■ WORK ORDER ■
Take each line of the entries below that contains "پیوستی" and copy it.
*** Opening of DATA EXTRACTS ***
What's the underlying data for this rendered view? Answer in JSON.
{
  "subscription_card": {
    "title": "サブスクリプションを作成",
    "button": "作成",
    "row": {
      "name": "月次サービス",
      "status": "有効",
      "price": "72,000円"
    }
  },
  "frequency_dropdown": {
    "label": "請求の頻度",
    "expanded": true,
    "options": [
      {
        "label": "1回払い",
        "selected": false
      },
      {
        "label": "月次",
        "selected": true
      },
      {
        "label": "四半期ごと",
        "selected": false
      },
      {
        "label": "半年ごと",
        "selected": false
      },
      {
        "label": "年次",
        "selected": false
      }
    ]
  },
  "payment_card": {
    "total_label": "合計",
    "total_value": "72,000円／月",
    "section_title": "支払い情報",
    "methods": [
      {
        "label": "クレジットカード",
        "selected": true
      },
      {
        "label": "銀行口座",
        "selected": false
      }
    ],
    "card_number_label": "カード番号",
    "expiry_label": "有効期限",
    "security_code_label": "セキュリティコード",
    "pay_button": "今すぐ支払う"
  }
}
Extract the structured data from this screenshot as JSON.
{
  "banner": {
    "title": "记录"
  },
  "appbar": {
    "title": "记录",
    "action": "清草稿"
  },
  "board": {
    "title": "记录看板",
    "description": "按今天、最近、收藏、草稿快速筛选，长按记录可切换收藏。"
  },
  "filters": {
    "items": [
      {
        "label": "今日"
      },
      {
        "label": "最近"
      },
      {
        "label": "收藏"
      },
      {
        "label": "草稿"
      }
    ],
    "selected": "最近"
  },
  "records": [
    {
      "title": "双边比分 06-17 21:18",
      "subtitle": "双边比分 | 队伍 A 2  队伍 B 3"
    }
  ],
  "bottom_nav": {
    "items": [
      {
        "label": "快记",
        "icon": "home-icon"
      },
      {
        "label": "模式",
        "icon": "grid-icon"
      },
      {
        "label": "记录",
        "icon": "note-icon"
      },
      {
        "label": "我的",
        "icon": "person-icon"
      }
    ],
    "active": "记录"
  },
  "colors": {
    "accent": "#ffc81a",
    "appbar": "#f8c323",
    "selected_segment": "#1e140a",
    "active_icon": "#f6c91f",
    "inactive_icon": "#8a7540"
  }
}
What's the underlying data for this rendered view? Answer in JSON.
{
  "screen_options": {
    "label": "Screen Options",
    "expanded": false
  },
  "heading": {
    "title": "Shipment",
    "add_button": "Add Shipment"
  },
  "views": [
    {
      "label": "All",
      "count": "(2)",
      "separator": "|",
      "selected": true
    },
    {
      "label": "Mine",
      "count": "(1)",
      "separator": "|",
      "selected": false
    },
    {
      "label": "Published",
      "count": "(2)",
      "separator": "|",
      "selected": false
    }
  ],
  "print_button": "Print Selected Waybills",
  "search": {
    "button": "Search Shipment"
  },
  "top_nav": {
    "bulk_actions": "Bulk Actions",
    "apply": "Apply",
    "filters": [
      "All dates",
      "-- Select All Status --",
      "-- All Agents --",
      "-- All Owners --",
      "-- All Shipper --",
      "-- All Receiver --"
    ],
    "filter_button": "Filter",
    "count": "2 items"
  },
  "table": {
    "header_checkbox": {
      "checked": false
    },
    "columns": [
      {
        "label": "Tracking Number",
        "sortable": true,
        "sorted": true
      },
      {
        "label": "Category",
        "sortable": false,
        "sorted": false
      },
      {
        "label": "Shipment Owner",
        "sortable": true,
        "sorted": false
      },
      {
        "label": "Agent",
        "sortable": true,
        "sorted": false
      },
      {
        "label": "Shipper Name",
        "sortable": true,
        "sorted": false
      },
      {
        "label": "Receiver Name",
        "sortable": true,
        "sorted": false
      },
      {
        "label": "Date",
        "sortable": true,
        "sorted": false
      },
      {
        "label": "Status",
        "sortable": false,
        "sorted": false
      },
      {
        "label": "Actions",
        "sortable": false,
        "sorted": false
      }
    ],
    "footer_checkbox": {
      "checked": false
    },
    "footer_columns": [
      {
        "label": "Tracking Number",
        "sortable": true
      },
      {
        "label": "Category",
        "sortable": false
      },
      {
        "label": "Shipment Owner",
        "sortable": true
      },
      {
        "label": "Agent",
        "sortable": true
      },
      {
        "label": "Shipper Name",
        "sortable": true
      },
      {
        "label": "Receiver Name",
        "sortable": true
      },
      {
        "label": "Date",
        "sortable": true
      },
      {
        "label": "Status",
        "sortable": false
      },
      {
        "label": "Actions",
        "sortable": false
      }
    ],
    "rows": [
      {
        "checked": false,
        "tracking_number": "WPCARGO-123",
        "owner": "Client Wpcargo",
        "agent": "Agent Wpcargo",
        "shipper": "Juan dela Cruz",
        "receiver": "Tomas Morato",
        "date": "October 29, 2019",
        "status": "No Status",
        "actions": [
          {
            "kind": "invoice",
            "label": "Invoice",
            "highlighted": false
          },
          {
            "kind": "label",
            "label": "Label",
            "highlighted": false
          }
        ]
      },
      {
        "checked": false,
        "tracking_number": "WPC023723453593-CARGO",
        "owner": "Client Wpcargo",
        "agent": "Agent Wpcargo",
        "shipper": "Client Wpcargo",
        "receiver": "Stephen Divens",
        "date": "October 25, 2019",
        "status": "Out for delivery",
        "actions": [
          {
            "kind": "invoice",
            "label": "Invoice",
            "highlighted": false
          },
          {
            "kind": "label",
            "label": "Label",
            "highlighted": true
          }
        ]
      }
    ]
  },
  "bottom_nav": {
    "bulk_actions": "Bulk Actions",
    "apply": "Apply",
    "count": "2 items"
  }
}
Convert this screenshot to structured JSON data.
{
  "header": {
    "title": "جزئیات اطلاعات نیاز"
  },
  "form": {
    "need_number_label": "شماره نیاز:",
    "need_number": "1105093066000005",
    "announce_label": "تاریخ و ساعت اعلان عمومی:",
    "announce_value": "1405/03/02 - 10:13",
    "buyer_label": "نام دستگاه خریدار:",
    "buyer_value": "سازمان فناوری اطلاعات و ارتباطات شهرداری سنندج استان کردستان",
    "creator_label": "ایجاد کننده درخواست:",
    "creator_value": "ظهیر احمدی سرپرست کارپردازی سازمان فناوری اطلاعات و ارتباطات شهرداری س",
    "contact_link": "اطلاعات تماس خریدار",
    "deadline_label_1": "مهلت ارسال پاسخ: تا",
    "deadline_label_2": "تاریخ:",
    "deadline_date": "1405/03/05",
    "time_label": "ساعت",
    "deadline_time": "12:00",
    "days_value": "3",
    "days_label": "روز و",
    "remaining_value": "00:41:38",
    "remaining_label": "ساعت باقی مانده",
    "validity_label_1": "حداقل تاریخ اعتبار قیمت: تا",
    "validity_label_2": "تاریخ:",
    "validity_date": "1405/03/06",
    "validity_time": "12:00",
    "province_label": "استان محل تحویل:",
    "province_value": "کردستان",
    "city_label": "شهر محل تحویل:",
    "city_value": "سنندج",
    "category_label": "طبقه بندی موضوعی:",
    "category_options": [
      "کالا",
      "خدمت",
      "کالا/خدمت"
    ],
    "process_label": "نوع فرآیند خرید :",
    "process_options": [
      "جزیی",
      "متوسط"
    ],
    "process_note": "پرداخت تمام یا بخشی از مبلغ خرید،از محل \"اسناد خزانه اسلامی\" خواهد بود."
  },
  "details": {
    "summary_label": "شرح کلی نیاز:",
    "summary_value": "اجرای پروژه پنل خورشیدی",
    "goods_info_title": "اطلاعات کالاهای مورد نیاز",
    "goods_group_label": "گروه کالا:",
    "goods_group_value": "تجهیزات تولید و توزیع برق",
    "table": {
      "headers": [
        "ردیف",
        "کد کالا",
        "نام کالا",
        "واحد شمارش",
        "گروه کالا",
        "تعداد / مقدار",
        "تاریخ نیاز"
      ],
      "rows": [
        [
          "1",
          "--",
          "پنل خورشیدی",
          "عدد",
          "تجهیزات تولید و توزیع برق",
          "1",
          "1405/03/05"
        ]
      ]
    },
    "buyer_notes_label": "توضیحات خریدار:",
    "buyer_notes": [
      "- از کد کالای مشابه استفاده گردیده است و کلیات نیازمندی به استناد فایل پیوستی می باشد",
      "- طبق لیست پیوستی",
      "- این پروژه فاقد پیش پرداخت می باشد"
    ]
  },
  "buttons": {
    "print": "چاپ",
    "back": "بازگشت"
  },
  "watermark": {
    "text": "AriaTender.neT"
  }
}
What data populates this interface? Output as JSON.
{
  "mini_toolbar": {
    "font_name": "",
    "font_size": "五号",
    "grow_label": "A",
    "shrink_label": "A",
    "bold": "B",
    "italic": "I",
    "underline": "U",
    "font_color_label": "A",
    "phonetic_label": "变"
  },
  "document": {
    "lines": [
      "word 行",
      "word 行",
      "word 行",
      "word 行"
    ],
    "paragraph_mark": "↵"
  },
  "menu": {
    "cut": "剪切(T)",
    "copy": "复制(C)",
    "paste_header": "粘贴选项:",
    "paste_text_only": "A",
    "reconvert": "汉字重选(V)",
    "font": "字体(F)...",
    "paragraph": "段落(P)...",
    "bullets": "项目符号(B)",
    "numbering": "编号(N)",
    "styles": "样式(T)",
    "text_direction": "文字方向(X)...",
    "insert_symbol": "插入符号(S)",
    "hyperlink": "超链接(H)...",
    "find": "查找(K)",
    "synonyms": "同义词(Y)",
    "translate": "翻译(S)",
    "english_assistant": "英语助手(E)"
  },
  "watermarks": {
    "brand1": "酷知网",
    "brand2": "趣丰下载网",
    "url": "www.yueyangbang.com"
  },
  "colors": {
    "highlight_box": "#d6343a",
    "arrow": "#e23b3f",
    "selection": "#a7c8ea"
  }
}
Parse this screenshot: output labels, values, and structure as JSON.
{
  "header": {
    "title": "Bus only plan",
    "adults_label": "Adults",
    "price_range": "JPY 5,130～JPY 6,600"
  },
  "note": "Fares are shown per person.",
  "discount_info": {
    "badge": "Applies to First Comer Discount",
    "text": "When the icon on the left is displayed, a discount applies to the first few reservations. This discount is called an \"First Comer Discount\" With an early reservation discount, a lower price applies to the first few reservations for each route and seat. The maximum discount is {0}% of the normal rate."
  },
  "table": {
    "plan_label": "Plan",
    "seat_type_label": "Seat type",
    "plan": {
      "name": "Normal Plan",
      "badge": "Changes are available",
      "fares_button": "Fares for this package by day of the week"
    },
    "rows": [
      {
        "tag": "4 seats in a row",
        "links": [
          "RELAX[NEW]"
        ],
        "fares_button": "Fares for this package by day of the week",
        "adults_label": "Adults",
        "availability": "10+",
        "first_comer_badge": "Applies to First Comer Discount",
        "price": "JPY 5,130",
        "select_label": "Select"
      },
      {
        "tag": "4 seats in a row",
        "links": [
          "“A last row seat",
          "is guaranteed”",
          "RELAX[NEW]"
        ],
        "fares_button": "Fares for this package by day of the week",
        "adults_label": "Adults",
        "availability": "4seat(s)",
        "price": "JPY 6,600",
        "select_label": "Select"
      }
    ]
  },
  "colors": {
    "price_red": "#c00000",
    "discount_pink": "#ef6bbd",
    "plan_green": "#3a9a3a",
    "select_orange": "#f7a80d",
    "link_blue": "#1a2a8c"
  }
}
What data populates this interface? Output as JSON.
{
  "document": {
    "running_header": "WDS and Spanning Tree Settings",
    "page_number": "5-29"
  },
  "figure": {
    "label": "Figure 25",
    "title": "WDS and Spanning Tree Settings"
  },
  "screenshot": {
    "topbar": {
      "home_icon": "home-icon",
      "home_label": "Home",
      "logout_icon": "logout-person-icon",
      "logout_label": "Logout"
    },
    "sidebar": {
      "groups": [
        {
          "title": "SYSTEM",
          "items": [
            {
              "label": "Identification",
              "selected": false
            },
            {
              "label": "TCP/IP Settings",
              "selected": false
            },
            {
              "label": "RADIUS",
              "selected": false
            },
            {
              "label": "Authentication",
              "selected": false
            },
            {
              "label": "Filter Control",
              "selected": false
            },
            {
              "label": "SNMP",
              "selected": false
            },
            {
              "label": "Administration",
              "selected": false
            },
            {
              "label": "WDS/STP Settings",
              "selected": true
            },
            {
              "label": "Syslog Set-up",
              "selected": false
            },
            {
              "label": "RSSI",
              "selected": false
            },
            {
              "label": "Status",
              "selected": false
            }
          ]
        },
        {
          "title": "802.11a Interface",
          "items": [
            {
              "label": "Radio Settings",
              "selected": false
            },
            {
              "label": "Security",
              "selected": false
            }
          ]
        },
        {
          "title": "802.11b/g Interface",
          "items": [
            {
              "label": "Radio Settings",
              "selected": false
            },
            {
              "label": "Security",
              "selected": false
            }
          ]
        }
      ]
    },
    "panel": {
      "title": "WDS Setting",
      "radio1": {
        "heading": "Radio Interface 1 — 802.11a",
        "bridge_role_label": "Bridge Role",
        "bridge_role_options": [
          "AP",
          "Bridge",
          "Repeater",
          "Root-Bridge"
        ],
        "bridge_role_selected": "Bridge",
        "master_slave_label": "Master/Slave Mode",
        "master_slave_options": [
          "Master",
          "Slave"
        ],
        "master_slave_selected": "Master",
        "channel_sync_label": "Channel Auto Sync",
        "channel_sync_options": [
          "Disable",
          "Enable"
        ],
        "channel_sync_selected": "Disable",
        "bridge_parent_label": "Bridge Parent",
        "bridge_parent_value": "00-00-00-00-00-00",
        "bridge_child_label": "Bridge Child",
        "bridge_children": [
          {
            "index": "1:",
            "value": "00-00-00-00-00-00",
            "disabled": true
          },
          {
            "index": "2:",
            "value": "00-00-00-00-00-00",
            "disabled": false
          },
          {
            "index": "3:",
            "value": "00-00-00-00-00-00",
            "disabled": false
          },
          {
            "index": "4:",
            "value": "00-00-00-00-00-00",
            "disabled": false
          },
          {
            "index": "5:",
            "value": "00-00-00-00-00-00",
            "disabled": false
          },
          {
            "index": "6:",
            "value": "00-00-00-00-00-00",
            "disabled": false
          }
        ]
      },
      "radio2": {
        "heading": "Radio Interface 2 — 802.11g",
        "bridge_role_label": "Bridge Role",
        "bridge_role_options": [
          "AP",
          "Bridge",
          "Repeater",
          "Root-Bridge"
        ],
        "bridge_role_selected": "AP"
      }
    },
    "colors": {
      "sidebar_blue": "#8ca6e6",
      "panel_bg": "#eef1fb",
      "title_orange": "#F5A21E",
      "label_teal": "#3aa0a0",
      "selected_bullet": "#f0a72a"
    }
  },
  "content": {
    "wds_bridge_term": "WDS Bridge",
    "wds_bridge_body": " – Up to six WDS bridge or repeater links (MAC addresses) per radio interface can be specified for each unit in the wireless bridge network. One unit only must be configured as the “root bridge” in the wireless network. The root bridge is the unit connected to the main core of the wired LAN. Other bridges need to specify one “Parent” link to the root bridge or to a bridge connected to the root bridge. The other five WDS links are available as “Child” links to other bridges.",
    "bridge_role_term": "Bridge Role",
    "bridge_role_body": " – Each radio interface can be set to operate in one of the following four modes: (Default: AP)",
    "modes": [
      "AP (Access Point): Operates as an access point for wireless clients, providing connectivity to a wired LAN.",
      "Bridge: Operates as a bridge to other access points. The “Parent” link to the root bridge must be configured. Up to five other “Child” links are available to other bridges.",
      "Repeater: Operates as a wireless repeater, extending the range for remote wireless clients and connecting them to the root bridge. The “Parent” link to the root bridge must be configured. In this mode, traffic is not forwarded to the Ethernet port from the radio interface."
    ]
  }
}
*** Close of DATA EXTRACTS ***
■ EXPECTED ANSWER ■
      "- از کد کالای مشابه استفاده گردیده است و کلیات نیازمندی به استناد فایل پیوستی می باشد",
      "- طبق لیست پیوستی",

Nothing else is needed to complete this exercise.